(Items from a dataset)
# # #

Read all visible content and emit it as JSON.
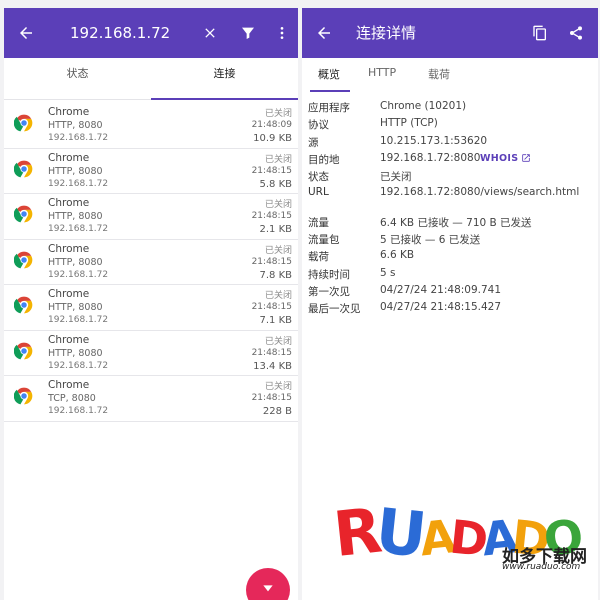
{
  "left": {
    "header": {
      "title": "192.168.1.72"
    },
    "tabs": [
      {
        "label": "状态",
        "active": false
      },
      {
        "label": "连接",
        "active": true
      }
    ],
    "connections": [
      {
        "app": "Chrome",
        "protocol": "HTTP, 8080",
        "address": "192.168.1.72",
        "status": "已关闭",
        "time": "21:48:09",
        "size": "10.9 KB"
      },
      {
        "app": "Chrome",
        "protocol": "HTTP, 8080",
        "address": "192.168.1.72",
        "status": "已关闭",
        "time": "21:48:15",
        "size": "5.8 KB"
      },
      {
        "app": "Chrome",
        "protocol": "HTTP, 8080",
        "address": "192.168.1.72",
        "status": "已关闭",
        "time": "21:48:15",
        "size": "2.1 KB"
      },
      {
        "app": "Chrome",
        "protocol": "HTTP, 8080",
        "address": "192.168.1.72",
        "status": "已关闭",
        "time": "21:48:15",
        "size": "7.8 KB"
      },
      {
        "app": "Chrome",
        "protocol": "HTTP, 8080",
        "address": "192.168.1.72",
        "status": "已关闭",
        "time": "21:48:15",
        "size": "7.1 KB"
      },
      {
        "app": "Chrome",
        "protocol": "HTTP, 8080",
        "address": "192.168.1.72",
        "status": "已关闭",
        "time": "21:48:15",
        "size": "13.4 KB"
      },
      {
        "app": "Chrome",
        "protocol": "TCP, 8080",
        "address": "192.168.1.72",
        "status": "已关闭",
        "time": "21:48:15",
        "size": "228 B"
      }
    ]
  },
  "right": {
    "header": {
      "title": "连接详情"
    },
    "tabs": [
      {
        "label": "概览",
        "active": true
      },
      {
        "label": "HTTP",
        "active": false
      },
      {
        "label": "载荷",
        "active": false
      }
    ],
    "details_a": [
      {
        "key": "应用程序",
        "value": "Chrome (10201)"
      },
      {
        "key": "协议",
        "value": "HTTP (TCP)"
      },
      {
        "key": "源",
        "value": "10.215.173.1:53620"
      },
      {
        "key": "目的地",
        "value": "192.168.1.72:8080"
      },
      {
        "key": "状态",
        "value": "已关闭"
      },
      {
        "key": "URL",
        "value": "192.168.1.72:8080/views/search.html"
      }
    ],
    "whois_label": "WHOIS",
    "details_b": [
      {
        "key": "流量",
        "value": "6.4 KB 已接收 — 710 B 已发送"
      },
      {
        "key": "流量包",
        "value": "5 已接收 — 6 已发送"
      },
      {
        "key": "载荷",
        "value": "6.6 KB"
      },
      {
        "key": "持续时间",
        "value": "5 s"
      },
      {
        "key": "第一次见",
        "value": "04/27/24 21:48:09.741"
      },
      {
        "key": "最后一次见",
        "value": "04/27/24 21:48:15.427"
      }
    ]
  },
  "watermark": {
    "letters": "RUADADO",
    "cn": "如多下载网",
    "url": "www.ruaduo.com"
  },
  "colors": {
    "accent": "#5b3fb8",
    "fab": "#e5285a"
  }
}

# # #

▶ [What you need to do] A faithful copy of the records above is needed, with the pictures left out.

▶ [Exercise solution]
Read all visible content and emit it as JSON.
{
  "left": {
    "header": {
      "title": "192.168.1.72"
    },
    "tabs": [
      {
        "label": "状态",
        "active": false
      },
      {
        "label": "连接",
        "active": true
      }
    ],
    "connections": [
      {
        "app": "Chrome",
        "protocol": "HTTP, 8080",
        "address": "192.168.1.72",
        "status": "已关闭",
        "time": "21:48:09",
        "size": "10.9 KB"
      },
      {
        "app": "Chrome",
        "protocol": "HTTP, 8080",
        "address": "192.168.1.72",
        "status": "已关闭",
        "time": "21:48:15",
        "size": "5.8 KB"
      },
      {
        "app": "Chrome",
        "protocol": "HTTP, 8080",
        "address": "192.168.1.72",
        "status": "已关闭",
        "time": "21:48:15",
        "size": "2.1 KB"
      },
      {
        "app": "Chrome",
        "protocol": "HTTP, 8080",
        "address": "192.168.1.72",
        "status": "已关闭",
        "time": "21:48:15",
        "size": "7.8 KB"
      },
      {
        "app": "Chrome",
        "protocol": "HTTP, 8080",
        "address": "192.168.1.72",
        "status": "已关闭",
        "time": "21:48:15",
        "size": "7.1 KB"
      },
      {
        "app": "Chrome",
        "protocol": "HTTP, 8080",
        "address": "192.168.1.72",
        "status": "已关闭",
        "time": "21:48:15",
        "size": "13.4 KB"
      },
      {
        "app": "Chrome",
        "protocol": "TCP, 8080",
        "address": "192.168.1.72",
        "status": "已关闭",
        "time": "21:48:15",
        "size": "228 B"
      }
    ]
  },
  "right": {
    "header": {
      "title": "连接详情"
    },
    "tabs": [
      {
        "label": "概览",
        "active": true
      },
      {
        "label": "HTTP",
        "active": false
      },
      {
        "label": "载荷",
        "active": false
      }
    ],
    "details_a": [
      {
        "key": "应用程序",
        "value": "Chrome (10201)"
      },
      {
        "key": "协议",
        "value": "HTTP (TCP)"
      },
      {
        "key": "源",
        "value": "10.215.173.1:53620"
      },
      {
        "key": "目的地",
        "value": "192.168.1.72:8080"
      },
      {
        "key": "状态",
        "value": "已关闭"
      },
      {
        "key": "URL",
        "value": "192.168.1.72:8080/views/search.html"
      }
    ],
    "whois_label": "WHOIS",
    "details_b": [
      {
        "key": "流量",
        "value": "6.4 KB 已接收 — 710 B 已发送"
      },
      {
        "key": "流量包",
        "value": "5 已接收 — 6 已发送"
      },
      {
        "key": "载荷",
        "value": "6.6 KB"
      },
      {
        "key": "持续时间",
        "value": "5 s"
      },
      {
        "key": "第一次见",
        "value": "04/27/24 21:48:09.741"
      },
      {
        "key": "最后一次见",
        "value": "04/27/24 21:48:15.427"
      }
    ]
  },
  "watermark": {
    "letters": "RUADADO",
    "cn": "如多下载网",
    "url": "www.ruaduo.com"
  },
  "colors": {
    "accent": "#5b3fb8",
    "fab": "#e5285a"
  }
}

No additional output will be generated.